WATERBIT Tech to Simplify Irrigation and Make Smarter Water Decisions in Real Time

By Stephanie Thara Metzinger C an smart technology offer remote irrigation for agriculture that’s affordable? With the help of WaterBit, the answer is “absolutely.” When Manu Pillai, founder of WaterBit, was growing up in Nigeria, prolonged droughts were a typical occurrence. The massive shortage of water supply wiped out agriculture and devastated the country, severely hindering the ability of Nigeria’s economy to thrive. Pillai saw how it depleted his homeland and wanted to develop a solution that would address this issue globally. “The idea of sensors came to mind,” said Pillai. “We needed something that would be able to monitor soil and crop conditions and deliver the precise amount of water needed for a grower’s specific acreage.” Pillai started refining his idea through his treks across the world. He traveled with his father, who worked for the United Nations, and had the opportunity to live in numerous countries to observe how each community received, accessed and controlled water. When he was ready to put pen to paper, he founded WaterBit with Leif Chastaine in 2015. And in 2017, with the help of TJ Rodgers, he recruited Andrew Wright, a former Cypress Semiconductor executive vice president, to help assemble the building blocks for an invention that would have the potential to revolutionize irrigation. WaterBit now offers a complete irrigation program that allows growers to automate irrigation across their crops . HOWWATERBIT WORKS “Essentially, we offer a complete package that can be installed in a matter of minutes,” said Leif Chastaine, chief operating officer of WaterBit. “We put sensors into the ground, set up the communication gateway and, in minutes, data from the sensors is sent to the cloud where the grower has easy access to analysis and scheduling tools that enable control of irrigation block valves.” More specifically, the following four components of the WaterBit technology work together to act as one cohesive solution: • Monitoring (WaterBit Carbon): Small, solar powered telemetry nodes—or Carbon nodes—are connected to sensors, including capacitive soil moisture probes, to monitor soil moisture and field conditions. They can also control actuators and relays. Carbon nodes are long-range and can communicate to WaterBit Connect thousands of feet away (up to 1.5 miles under foliage). • Communication (WaterBit Connect): WaterBit Connect gateways provide connectivity between Carbon nodes

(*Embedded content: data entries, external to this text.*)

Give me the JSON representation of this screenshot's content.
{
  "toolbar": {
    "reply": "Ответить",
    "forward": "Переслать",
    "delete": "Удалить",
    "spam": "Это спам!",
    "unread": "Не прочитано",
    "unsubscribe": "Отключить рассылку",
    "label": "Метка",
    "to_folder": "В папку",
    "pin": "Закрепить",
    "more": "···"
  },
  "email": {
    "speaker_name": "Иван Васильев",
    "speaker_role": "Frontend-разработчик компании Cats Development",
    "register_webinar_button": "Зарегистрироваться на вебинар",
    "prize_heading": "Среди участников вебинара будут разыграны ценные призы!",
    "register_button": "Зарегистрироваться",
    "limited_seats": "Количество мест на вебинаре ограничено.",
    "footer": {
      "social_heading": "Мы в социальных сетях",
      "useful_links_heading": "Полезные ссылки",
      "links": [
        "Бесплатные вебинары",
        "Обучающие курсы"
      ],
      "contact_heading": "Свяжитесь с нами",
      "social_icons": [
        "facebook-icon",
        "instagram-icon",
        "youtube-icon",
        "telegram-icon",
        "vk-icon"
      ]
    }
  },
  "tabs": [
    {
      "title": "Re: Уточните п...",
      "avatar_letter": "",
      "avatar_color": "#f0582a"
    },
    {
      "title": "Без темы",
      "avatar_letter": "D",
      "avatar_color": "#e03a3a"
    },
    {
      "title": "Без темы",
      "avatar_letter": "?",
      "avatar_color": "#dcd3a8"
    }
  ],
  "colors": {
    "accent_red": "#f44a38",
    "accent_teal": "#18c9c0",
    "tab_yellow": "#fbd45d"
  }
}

14   Western Grower & Shipper | www.wga.com   MARCH | APRIL 2018

Made with FlippingBook Online newsletter